— HOW TO COMPLETE THIS TASK —
Extract all of the data and reproduce it precisely.

[Excerpts from an interface dataset]
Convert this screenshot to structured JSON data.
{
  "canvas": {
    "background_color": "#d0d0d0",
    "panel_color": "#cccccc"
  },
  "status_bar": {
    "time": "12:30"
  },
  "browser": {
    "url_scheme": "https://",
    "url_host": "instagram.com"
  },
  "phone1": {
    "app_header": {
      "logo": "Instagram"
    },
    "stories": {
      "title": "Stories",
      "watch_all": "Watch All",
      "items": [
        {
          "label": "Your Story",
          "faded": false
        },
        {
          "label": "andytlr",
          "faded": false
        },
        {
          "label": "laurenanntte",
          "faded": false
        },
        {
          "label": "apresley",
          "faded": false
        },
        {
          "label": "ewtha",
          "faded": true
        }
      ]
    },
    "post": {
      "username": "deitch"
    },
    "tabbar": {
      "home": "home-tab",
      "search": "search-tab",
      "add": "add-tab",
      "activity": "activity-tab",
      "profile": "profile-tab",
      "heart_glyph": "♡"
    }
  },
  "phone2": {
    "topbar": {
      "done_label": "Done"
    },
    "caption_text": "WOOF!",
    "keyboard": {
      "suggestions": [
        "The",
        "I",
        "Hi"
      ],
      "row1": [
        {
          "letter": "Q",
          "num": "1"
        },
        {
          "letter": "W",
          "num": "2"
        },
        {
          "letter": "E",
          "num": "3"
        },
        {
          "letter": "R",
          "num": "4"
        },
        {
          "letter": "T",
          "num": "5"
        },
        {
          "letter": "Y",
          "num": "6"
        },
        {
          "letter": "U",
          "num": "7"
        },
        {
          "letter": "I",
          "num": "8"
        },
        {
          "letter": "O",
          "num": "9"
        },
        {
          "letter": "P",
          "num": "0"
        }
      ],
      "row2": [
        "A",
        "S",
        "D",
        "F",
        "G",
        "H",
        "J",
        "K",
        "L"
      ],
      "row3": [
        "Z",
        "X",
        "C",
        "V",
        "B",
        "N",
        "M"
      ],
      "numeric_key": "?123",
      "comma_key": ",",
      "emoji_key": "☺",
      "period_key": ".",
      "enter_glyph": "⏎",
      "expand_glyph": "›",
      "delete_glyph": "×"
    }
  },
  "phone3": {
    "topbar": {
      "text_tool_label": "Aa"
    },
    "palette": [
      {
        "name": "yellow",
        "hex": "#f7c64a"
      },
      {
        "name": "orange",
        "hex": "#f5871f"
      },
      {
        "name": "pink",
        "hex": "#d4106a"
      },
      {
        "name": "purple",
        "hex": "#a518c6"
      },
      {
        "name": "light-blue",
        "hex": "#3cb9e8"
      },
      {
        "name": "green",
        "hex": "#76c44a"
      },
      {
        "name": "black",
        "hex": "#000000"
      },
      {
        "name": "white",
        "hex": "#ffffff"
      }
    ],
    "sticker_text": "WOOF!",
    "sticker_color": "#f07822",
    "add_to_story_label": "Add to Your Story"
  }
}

— EXERCISE RESULT —
Convert this screenshot to structured JSON data.
{
  "canvas": {
    "background_color": "#d0d0d0",
    "panel_color": "#cccccc"
  },
  "status_bar": {
    "time": "12:30"
  },
  "browser": {
    "url_scheme": "https://",
    "url_host": "instagram.com"
  },
  "phone1": {
    "app_header": {
      "logo": "Instagram"
    },
    "stories": {
      "title": "Stories",
      "watch_all": "Watch All",
      "items": [
        {
          "label": "Your Story",
          "faded": false
        },
        {
          "label": "andytlr",
          "faded": false
        },
        {
          "label": "laurenanntte",
          "faded": false
        },
        {
          "label": "apresley",
          "faded": false
        },
        {
          "label": "ewtha",
          "faded": true
        }
      ]
    },
    "post": {
      "username": "deitch"
    },
    "tabbar": {
      "home": "home-tab",
      "search": "search-tab",
      "add": "add-tab",
      "activity": "activity-tab",
      "profile": "profile-tab",
      "heart_glyph": "♡"
    }
  },
  "phone2": {
    "topbar": {
      "done_label": "Done"
    },
    "caption_text": "WOOF!",
    "keyboard": {
      "suggestions": [
        "The",
        "I",
        "Hi"
      ],
      "row1": [
        {
          "letter": "Q",
          "num": "1"
        },
        {
          "letter": "W",
          "num": "2"
        },
        {
          "letter": "E",
          "num": "3"
        },
        {
          "letter": "R",
          "num": "4"
        },
        {
          "letter": "T",
          "num": "5"
        },
        {
          "letter": "Y",
          "num": "6"
        },
        {
          "letter": "U",
          "num": "7"
        },
        {
          "letter": "I",
          "num": "8"
        },
        {
          "letter": "O",
          "num": "9"
        },
        {
          "letter": "P",
          "num": "0"
        }
      ],
      "row2": [
        "A",
        "S",
        "D",
        "F",
        "G",
        "H",
        "J",
        "K",
        "L"
      ],
      "row3": [
        "Z",
        "X",
        "C",
        "V",
        "B",
        "N",
        "M"
      ],
      "numeric_key": "?123",
      "comma_key": ",",
      "emoji_key": "☺",
      "period_key": ".",
      "enter_glyph": "⏎",
      "expand_glyph": "›",
      "delete_glyph": "×"
    }
  },
  "phone3": {
    "topbar": {
      "text_tool_label": "Aa"
    },
    "palette": [
      {
        "name": "yellow",
        "hex": "#f7c64a"
      },
      {
        "name": "orange",
        "hex": "#f5871f"
      },
      {
        "name": "pink",
        "hex": "#d4106a"
      },
      {
        "name": "purple",
        "hex": "#a518c6"
      },
      {
        "name": "light-blue",
        "hex": "#3cb9e8"
      },
      {
        "name": "green",
        "hex": "#76c44a"
      },
      {
        "name": "black",
        "hex": "#000000"
      },
      {
        "name": "white",
        "hex": "#ffffff"
      }
    ],
    "sticker_text": "WOOF!",
    "sticker_color": "#f07822",
    "add_to_story_label": "Add to Your Story"
  }
}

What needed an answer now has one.